Mortgage Deals Start To Come Through

Mortgage Deals Start To Come Through

At last borrowers are seeing some lower fixed rate mortgages deals as lenders finally see fit to reduce rates more than a month after the Bank of England lowered the base rate. Lenders have placed the blame on the high swap rate – used for money banks lend to each other – brought about by the credit crunch.

Last week swap rates came back to normal levels as the base rate was expected to come down again in February, and fixed-rate deals have begun to appear for new borrowers. Leeds, Skipton, Norwich and Peterborough, Stroud and Swindon and Yorkshire building societies as well as Cheltenham & Gloucester, First Direct, Giraffe, Halifax, the Post Office, Woolwich and Mortgage Express all had new deals on offer.

As many other providers are now expected to follow suit, Richard Morea at independent mortgage broker London & Country in Bath, Somerset, said: “Lenders have been incredibly slow to cut fixed rates this time. The cost of borrowing has come down for lenders. Yet until last week we had seen little evidence of this being passed on in the form of new mortgage deals. The credit crunch has no doubt made lenders nervous about their funding and more acutely aware of their margins.”

Melanie Bien, director at broker Savills Private Finance in central London, said that although she expected more attractive fixed rates to be launched in the coming days, the best rates wouldn’t be around for long, so borrowers should act swiftly.

Last week First Direct launched a two-year fixed rate at 4.75% with a £1,498 arrangement fee, for borrowers with a minimum 20% deposit or equity in their home. Alternatively, borrowers can get 4.99% fixed for five years with the same lender with a more manageable £598 fee.
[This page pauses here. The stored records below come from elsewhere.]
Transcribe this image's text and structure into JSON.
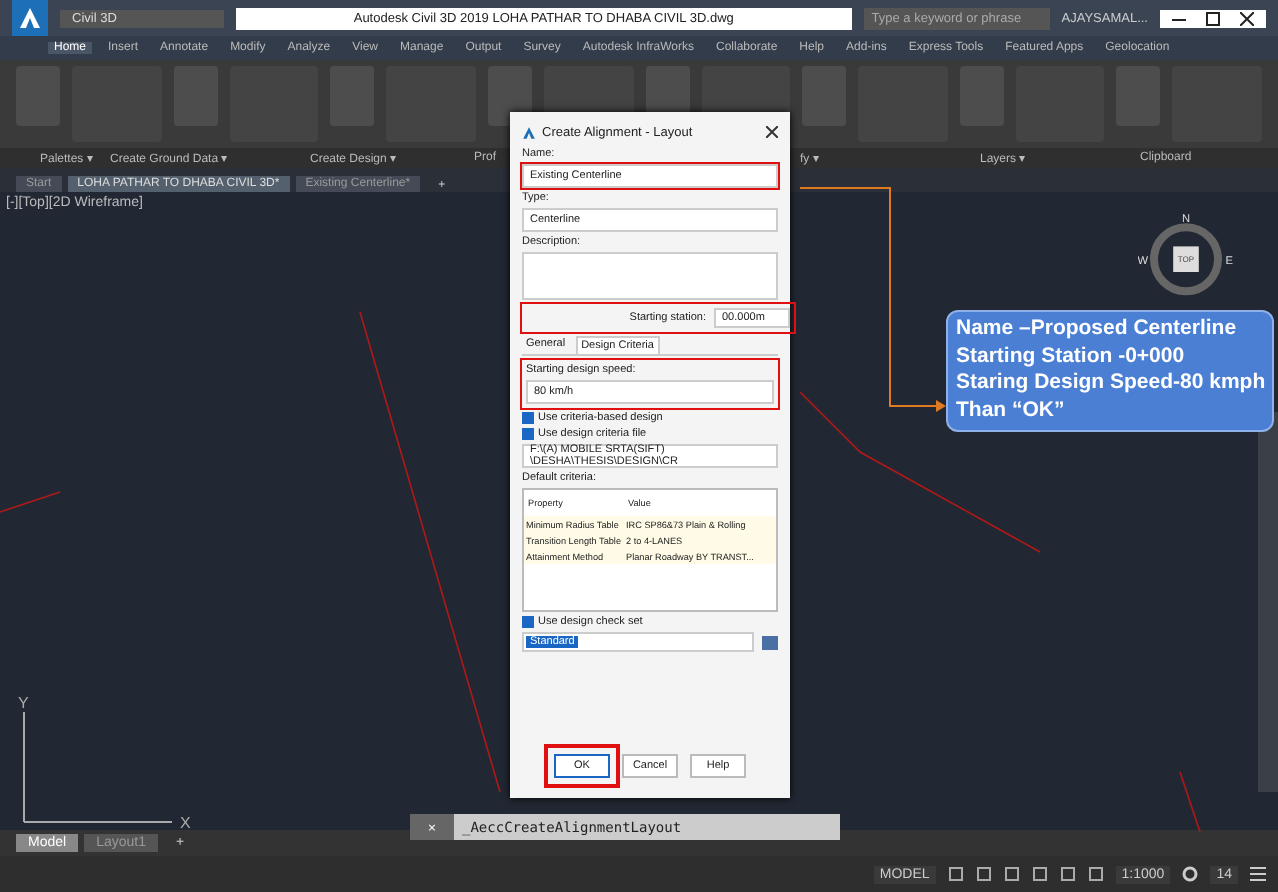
{
  "window": {
    "title": "Autodesk Civil 3D 2019    LOHA PATHAR TO DHABA CIVIL 3D.dwg",
    "workspace": "Civil 3D",
    "search_placeholder": "Type a keyword or phrase",
    "user": "AJAYSAMAL..."
  },
  "ribbon_tabs": [
    {
      "label": "Home",
      "selected": true
    },
    {
      "label": "Insert",
      "selected": false
    },
    {
      "label": "Annotate",
      "selected": false
    },
    {
      "label": "Modify",
      "selected": false
    },
    {
      "label": "Analyze",
      "selected": false
    },
    {
      "label": "View",
      "selected": false
    },
    {
      "label": "Manage",
      "selected": false
    },
    {
      "label": "Output",
      "selected": false
    },
    {
      "label": "Survey",
      "selected": false
    },
    {
      "label": "Autodesk InfraWorks",
      "selected": false
    },
    {
      "label": "Collaborate",
      "selected": false
    },
    {
      "label": "Help",
      "selected": false
    },
    {
      "label": "Add-ins",
      "selected": false
    },
    {
      "label": "Express Tools",
      "selected": false
    },
    {
      "label": "Featured Apps",
      "selected": false
    },
    {
      "label": "Geolocation",
      "selected": false
    }
  ],
  "panels": [
    "Palettes ▾",
    "Create Ground Data ▾",
    "Create Design ▾",
    "Prof",
    "fy ▾",
    "Layers ▾",
    "Clipboard"
  ],
  "doc_tabs": [
    {
      "label": "Start",
      "selected": false
    },
    {
      "label": "LOHA PATHAR TO DHABA CIVIL 3D*",
      "selected": true
    },
    {
      "label": "Existing Centerline*",
      "selected": false
    }
  ],
  "viewport": {
    "label": "[-][Top][2D Wireframe]",
    "compass": [
      "N",
      "W",
      "E"
    ],
    "cube_face": "TOP",
    "axis_x": "X",
    "axis_y": "Y"
  },
  "dialog": {
    "title": "Create Alignment - Layout",
    "name_label": "Name:",
    "name_value": "Existing Centerline",
    "type_label": "Type:",
    "type_value": "Centerline",
    "description_label": "Description:",
    "station_label": "Starting station:",
    "station_value": "00.000m",
    "tabs": [
      {
        "label": "General",
        "selected": false
      },
      {
        "label": "Design Criteria",
        "selected": true
      }
    ],
    "speed_label": "Starting design speed:",
    "speed_value": "80 km/h",
    "options": [
      {
        "label": "Use criteria-based design",
        "checked": true
      },
      {
        "label": "Use design criteria file",
        "checked": true
      }
    ],
    "file_path": "F:\\(A) MOBILE SRTA(SIFT) \\DESHA\\THESIS\\DESIGN\\CR",
    "default_criteria_label": "Default criteria:",
    "criteria_columns": [
      "Property",
      "Value"
    ],
    "criteria_rows": [
      [
        "Minimum Radius Table",
        "IRC SP86&73 Plain & Rolling"
      ],
      [
        "Transition Length Table",
        "2 to 4-LANES"
      ],
      [
        "Attainment Method",
        "Planar Roadway BY TRANST..."
      ]
    ],
    "check_set": {
      "label": "Use design check set",
      "checked": true
    },
    "check_set_value": "Standard",
    "buttons": [
      {
        "label": "OK",
        "highlighted": true
      },
      {
        "label": "Cancel",
        "highlighted": false
      },
      {
        "label": "Help",
        "highlighted": false
      }
    ]
  },
  "callout": [
    "Name –Proposed Centerline",
    "Starting Station -0+000",
    "Staring Design Speed-80 kmph",
    "Than “OK”"
  ],
  "command_line": "_AeccCreateAlignmentLayout",
  "command_close": "×",
  "add_tab": "+",
  "layout_tabs": [
    {
      "label": "Model",
      "selected": true
    },
    {
      "label": "Layout1",
      "selected": false
    }
  ],
  "status_bar": {
    "mode": "MODEL",
    "scale": "1:1000",
    "count": "14"
  }
}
Despite fixed rates starting to look more attractive, experts are suggesting that borrowers should consider tracker mortgages, which will follow the base rate. Mortgage broker Hamptons says that more borrowers are choosing variable rates over fixed rates compared with a year ago – from 22% to 52% – as people anticipate interest rates falling.

With Scottish Widows borrowers can pay 0.34% above the base rate, currently 5.5%, for two years with no arrangement fee. This offer is for a maximum loan to value of 80%. At 95% LTV, borrowers can get 0.01% below base rate for two years with a £999 set-up fee.